Assignment: Go through the material below and copy all lines with "location".

Data records:

=== Begin Enclosure ===

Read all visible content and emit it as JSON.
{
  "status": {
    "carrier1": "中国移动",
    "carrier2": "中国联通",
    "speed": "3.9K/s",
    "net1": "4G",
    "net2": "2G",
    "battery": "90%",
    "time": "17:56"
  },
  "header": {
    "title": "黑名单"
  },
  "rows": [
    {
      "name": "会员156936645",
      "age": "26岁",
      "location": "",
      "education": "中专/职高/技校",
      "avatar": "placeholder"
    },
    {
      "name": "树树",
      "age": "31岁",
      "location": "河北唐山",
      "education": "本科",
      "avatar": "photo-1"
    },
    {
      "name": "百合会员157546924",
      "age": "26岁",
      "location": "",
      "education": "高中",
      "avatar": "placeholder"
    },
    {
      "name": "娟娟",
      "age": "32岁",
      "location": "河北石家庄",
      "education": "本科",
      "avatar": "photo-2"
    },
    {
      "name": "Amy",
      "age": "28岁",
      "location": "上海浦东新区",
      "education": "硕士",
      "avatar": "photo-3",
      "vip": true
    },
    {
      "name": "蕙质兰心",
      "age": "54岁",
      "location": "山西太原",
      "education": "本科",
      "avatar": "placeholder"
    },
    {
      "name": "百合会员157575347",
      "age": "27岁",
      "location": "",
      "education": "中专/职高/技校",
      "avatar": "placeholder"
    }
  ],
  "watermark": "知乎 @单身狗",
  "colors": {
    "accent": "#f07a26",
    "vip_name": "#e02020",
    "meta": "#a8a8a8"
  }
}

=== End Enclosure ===

Solution to the exercise:
      "location": "",
      "location": "河北唐山",
      "location": "",
      "location": "河北石家庄",
      "location": "上海浦东新区",
      "location": "山西太原",
      "location": "",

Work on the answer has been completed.